**Required work**
Only lines containing the string "name" belong in the answer; find them in the records and copy them.

**Excerpts from an interface dataset**
☆ ☆ ☆ ☆ ☆ ☆ ☆

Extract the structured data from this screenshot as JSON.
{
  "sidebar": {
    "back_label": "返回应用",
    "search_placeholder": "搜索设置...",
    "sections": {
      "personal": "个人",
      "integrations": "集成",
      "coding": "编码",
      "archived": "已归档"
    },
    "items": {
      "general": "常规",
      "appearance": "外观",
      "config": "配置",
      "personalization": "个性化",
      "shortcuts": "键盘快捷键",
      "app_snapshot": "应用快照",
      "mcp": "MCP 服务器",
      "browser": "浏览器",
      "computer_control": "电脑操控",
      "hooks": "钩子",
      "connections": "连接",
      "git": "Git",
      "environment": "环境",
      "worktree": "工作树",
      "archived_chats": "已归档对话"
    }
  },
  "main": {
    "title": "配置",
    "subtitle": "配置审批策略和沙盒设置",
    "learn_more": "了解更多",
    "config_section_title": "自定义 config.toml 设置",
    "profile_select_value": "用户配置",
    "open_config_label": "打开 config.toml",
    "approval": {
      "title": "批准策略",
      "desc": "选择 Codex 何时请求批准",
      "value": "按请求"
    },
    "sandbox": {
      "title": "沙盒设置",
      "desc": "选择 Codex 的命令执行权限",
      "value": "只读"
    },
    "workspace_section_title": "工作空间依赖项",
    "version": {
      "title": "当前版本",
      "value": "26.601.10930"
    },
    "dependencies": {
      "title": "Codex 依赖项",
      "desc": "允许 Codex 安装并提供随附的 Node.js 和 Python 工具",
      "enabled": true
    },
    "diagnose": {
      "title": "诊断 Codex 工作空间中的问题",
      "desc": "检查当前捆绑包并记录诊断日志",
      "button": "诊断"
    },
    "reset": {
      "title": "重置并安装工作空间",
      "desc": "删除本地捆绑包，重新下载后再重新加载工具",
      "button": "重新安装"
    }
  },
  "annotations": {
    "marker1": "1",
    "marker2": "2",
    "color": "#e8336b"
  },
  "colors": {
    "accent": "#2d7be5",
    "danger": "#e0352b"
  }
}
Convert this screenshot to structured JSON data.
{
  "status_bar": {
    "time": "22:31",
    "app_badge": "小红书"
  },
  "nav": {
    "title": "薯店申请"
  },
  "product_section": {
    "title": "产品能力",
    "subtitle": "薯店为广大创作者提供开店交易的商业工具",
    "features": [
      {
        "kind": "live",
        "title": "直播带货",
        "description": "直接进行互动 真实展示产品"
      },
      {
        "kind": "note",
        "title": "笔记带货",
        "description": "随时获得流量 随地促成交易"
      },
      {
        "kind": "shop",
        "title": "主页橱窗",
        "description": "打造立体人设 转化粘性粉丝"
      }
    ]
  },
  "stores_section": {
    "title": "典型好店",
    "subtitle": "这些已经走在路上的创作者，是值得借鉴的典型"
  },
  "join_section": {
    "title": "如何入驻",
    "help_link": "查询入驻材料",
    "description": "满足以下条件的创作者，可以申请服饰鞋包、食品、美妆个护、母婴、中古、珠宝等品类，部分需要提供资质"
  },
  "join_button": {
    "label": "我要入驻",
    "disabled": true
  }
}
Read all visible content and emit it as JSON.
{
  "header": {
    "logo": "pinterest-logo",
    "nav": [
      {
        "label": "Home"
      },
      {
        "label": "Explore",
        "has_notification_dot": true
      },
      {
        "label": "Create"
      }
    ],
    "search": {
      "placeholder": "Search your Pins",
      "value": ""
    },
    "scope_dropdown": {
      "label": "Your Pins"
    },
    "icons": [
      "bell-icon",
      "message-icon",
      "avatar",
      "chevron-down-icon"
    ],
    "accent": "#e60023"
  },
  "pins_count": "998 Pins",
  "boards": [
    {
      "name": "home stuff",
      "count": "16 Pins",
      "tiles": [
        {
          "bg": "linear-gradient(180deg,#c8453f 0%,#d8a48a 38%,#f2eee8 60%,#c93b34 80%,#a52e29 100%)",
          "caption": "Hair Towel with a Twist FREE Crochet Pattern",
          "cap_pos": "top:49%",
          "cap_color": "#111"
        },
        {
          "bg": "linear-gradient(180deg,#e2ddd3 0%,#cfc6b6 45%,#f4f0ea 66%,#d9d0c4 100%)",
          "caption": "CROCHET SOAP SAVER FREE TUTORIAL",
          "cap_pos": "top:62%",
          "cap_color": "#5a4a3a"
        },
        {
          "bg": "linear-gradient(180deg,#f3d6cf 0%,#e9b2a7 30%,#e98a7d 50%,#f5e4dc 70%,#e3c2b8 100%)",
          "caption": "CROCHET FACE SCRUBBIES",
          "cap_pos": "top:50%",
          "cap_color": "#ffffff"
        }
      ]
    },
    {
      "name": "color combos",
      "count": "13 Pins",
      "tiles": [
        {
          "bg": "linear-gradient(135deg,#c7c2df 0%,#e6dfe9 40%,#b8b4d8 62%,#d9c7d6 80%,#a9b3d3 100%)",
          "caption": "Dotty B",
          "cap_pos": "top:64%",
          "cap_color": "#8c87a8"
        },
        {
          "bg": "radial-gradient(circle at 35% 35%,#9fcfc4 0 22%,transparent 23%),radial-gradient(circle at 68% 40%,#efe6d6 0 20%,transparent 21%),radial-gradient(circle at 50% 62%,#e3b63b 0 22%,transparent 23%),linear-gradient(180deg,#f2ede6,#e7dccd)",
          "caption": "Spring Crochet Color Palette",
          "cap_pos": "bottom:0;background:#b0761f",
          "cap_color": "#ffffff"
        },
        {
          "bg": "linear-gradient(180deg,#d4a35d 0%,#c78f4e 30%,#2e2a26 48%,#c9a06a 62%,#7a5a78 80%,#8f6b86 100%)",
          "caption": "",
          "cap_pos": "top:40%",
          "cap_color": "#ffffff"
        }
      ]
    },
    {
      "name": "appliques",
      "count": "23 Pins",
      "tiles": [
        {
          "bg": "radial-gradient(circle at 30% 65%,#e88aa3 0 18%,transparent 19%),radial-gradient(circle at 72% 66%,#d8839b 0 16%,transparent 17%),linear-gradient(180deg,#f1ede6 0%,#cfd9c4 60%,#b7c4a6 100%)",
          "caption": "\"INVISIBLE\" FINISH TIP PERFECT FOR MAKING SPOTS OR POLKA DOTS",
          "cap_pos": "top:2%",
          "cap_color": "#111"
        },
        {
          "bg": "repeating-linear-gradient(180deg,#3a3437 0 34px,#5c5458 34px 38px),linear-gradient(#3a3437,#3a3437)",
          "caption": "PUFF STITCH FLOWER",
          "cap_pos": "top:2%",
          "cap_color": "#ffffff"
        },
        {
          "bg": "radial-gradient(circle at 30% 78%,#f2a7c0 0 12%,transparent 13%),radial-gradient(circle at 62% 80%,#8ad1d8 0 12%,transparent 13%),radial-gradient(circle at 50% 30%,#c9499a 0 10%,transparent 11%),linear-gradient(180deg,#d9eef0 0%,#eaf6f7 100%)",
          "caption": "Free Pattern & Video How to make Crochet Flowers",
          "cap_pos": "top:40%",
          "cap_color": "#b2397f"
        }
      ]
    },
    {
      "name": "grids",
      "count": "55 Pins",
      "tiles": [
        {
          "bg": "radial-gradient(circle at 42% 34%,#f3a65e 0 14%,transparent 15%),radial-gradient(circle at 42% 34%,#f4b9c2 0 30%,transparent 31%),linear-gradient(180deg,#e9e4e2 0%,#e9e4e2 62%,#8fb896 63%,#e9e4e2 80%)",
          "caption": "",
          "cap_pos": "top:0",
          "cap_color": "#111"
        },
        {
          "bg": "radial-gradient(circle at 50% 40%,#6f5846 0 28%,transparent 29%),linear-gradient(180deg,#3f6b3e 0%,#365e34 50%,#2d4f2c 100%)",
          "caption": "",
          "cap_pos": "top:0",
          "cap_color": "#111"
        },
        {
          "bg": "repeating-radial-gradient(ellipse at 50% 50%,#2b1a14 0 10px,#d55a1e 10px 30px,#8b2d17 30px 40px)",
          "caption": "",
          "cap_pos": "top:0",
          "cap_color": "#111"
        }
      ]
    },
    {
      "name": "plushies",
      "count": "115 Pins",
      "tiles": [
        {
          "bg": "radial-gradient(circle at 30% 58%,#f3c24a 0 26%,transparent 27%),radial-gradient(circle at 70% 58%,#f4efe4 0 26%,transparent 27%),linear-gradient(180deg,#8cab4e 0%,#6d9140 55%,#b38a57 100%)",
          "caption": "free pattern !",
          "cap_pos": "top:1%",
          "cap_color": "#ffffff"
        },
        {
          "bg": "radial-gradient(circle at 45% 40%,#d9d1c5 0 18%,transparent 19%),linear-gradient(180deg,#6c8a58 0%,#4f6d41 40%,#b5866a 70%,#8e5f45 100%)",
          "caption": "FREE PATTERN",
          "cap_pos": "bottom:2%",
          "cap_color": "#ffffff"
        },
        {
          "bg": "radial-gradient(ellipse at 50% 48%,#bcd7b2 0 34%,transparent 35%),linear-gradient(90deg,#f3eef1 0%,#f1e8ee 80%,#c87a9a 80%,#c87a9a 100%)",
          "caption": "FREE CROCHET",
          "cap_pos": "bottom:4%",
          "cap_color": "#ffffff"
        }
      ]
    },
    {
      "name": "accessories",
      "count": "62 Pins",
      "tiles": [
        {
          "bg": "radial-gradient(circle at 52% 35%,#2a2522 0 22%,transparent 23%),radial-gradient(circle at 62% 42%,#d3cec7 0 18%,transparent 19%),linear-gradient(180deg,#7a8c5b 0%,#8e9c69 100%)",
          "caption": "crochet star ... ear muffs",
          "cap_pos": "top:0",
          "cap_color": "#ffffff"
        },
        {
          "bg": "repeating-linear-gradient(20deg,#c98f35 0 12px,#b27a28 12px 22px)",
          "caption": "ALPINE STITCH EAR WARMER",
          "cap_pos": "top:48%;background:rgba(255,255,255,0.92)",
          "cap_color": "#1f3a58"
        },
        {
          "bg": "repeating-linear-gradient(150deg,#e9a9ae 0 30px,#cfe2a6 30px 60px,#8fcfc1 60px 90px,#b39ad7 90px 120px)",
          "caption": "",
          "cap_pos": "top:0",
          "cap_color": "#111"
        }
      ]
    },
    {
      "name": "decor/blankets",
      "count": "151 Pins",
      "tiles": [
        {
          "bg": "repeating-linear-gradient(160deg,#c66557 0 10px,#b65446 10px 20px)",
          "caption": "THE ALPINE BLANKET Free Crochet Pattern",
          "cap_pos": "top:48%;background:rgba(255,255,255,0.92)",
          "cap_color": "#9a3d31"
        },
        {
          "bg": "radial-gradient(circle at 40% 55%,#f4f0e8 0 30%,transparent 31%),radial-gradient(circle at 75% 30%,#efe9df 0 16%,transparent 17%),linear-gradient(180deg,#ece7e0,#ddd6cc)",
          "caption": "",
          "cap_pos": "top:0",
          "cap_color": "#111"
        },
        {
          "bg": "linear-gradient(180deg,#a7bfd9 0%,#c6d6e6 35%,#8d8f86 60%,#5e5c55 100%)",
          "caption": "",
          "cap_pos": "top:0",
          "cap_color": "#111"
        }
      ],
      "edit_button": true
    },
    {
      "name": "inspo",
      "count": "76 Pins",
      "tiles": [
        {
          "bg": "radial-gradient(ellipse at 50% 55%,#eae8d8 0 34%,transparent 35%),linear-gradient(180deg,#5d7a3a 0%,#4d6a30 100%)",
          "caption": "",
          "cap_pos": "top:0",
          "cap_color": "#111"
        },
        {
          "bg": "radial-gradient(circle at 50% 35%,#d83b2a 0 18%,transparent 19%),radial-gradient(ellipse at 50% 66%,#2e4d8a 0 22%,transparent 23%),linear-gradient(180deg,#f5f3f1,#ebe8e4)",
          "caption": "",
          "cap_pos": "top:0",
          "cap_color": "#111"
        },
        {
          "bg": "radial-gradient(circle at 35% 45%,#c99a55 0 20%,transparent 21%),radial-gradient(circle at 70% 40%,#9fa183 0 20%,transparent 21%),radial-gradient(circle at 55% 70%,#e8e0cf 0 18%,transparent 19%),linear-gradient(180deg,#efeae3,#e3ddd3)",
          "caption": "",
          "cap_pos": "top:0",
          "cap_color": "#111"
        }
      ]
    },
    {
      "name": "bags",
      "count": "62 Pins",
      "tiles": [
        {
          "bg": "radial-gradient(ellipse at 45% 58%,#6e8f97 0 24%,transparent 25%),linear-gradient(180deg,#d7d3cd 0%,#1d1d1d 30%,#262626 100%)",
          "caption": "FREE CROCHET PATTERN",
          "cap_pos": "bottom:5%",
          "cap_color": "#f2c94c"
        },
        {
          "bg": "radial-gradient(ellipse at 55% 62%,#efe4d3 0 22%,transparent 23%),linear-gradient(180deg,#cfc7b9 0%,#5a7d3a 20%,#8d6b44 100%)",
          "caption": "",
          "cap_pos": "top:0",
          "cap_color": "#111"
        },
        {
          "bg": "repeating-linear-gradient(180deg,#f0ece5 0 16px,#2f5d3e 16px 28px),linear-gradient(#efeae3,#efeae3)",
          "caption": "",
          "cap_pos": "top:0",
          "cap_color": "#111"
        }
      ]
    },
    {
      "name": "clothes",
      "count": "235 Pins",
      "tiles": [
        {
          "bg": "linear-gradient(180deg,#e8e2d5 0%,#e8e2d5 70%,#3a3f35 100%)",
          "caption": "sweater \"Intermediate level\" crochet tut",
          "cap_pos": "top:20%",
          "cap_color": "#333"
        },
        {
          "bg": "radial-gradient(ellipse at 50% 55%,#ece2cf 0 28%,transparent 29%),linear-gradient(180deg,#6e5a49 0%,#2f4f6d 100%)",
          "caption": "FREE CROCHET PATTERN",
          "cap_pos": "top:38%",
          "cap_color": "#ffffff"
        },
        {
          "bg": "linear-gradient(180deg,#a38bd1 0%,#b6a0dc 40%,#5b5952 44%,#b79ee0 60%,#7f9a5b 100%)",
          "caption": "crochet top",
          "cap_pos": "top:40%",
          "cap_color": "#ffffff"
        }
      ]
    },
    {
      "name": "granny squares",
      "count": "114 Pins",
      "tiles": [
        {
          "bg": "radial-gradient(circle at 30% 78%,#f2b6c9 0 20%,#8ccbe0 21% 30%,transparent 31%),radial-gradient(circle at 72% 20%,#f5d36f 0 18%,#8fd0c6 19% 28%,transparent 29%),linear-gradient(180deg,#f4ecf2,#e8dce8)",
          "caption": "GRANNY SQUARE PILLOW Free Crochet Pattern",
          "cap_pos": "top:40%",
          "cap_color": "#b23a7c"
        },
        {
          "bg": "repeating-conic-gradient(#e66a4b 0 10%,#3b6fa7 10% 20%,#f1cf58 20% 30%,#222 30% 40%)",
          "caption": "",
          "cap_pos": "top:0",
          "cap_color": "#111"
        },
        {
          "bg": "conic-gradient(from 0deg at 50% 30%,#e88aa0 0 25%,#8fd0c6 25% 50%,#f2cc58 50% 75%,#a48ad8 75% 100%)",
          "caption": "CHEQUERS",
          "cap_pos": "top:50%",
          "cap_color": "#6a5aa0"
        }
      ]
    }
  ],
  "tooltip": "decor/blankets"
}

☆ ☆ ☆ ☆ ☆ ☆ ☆

**Output for this exercise**
      "name": "home stuff",
      "name": "color combos",
      "name": "appliques",
      "name": "grids",
      "name": "plushies",
      "name": "accessories",
      "name": "decor/blankets",
      "name": "inspo",
      "name": "bags",
      "name": "clothes",
      "name": "granny squares",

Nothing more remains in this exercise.